▶ **About this exercise**:
Please copy each line below that contains the string "Windows".

▶ **Materials provided**:
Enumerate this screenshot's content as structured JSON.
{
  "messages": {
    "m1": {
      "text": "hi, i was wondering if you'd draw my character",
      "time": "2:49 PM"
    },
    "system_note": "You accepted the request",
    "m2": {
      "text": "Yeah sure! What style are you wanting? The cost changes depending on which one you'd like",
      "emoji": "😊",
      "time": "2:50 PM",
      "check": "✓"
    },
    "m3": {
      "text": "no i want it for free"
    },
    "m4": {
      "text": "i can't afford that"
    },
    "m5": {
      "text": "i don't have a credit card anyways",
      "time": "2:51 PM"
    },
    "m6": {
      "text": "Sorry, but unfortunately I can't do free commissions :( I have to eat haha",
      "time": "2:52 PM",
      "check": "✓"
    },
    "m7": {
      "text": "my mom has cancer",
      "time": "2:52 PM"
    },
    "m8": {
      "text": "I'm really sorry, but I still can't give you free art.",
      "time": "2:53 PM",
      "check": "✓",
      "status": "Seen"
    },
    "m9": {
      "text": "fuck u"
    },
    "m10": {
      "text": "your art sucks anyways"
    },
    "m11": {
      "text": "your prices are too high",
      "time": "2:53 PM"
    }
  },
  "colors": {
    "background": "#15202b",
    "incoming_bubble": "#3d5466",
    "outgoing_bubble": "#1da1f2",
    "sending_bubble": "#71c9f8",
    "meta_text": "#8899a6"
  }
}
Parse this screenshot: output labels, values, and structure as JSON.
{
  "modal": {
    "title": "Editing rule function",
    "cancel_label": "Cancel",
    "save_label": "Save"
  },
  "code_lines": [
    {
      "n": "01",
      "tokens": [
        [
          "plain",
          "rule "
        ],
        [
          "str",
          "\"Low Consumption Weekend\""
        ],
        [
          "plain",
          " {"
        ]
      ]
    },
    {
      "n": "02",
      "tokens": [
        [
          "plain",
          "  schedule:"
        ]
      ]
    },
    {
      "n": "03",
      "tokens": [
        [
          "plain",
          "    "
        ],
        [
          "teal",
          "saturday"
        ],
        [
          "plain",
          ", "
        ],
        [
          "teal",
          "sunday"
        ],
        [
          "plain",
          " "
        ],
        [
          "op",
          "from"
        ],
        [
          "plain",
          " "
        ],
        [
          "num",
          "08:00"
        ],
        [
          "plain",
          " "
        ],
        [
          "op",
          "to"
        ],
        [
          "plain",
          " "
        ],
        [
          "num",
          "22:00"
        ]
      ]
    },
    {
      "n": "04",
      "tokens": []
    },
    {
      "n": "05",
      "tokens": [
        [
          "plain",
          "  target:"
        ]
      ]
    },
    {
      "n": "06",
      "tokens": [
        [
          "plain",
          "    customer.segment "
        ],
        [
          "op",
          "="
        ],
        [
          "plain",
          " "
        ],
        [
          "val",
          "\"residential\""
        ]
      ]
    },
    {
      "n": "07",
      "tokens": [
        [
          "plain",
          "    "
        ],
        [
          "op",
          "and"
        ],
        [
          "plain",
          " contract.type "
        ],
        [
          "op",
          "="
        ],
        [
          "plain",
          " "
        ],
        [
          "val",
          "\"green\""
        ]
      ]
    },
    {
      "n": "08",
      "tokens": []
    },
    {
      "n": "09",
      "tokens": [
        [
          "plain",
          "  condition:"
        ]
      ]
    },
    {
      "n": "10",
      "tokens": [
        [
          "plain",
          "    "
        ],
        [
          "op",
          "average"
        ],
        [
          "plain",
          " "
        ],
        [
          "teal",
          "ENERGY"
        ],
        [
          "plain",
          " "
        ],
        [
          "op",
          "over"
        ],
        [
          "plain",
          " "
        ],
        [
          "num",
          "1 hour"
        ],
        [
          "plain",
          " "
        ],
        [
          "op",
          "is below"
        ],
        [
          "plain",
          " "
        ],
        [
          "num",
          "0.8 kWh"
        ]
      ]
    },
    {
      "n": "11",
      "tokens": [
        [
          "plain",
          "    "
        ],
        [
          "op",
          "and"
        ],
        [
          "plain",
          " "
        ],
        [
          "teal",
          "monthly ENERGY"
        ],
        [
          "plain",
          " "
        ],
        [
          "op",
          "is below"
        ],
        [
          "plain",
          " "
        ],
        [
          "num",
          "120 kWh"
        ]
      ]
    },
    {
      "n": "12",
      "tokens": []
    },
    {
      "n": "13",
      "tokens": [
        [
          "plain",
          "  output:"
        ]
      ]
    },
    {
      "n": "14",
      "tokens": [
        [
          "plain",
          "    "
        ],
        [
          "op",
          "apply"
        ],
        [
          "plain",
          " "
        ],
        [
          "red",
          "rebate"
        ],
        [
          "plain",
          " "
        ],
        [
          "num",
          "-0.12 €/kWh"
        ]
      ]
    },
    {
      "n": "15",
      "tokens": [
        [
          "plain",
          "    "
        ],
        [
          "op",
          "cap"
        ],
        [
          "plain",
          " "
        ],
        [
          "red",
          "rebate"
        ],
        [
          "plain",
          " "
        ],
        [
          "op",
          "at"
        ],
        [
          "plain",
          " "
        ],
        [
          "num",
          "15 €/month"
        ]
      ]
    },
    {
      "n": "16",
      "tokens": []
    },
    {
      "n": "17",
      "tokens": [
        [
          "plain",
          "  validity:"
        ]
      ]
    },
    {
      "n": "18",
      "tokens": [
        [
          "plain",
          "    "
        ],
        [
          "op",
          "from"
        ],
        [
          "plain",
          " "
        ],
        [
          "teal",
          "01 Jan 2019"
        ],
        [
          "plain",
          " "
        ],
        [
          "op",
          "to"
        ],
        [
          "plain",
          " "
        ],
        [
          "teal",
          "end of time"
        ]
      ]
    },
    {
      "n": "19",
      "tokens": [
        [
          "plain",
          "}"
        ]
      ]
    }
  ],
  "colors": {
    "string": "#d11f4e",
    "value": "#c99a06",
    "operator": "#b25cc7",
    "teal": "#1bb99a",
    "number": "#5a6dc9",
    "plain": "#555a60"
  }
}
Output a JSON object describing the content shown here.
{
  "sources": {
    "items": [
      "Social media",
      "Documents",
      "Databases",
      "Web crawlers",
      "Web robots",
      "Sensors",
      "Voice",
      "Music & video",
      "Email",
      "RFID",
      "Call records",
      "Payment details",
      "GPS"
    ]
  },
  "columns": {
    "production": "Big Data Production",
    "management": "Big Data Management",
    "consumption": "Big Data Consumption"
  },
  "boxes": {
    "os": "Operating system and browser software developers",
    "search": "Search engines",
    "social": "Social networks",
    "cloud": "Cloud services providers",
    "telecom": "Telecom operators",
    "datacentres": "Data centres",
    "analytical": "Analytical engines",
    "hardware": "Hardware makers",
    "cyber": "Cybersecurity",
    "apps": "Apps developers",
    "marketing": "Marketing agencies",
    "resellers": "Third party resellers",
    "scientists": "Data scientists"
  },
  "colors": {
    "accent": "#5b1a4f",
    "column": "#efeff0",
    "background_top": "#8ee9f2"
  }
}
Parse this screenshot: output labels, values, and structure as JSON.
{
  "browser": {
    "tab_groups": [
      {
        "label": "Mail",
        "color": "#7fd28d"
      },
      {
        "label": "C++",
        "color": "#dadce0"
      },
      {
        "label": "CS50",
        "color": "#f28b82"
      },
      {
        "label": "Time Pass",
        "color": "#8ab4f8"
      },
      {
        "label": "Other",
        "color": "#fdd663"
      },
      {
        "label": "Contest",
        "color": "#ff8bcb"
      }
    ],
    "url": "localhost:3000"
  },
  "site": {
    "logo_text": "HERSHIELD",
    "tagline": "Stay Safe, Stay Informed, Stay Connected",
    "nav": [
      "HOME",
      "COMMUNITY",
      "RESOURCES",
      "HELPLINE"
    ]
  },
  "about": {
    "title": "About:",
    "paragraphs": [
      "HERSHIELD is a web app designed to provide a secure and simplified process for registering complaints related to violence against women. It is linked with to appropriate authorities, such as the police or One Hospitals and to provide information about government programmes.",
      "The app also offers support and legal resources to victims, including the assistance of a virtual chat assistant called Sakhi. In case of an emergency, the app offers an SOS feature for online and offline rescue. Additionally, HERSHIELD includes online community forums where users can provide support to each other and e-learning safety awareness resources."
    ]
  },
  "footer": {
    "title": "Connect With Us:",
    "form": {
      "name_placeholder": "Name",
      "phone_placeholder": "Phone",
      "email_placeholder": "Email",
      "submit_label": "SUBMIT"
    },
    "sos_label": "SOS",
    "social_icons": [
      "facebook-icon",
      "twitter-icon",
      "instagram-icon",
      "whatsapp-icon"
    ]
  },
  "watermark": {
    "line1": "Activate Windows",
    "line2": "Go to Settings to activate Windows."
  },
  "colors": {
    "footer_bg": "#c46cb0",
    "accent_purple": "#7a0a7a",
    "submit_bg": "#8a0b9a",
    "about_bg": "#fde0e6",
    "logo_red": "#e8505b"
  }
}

▶ **Reply to the task**:
    "line1": "Activate Windows",
    "line2": "Go to Settings to activate Windows."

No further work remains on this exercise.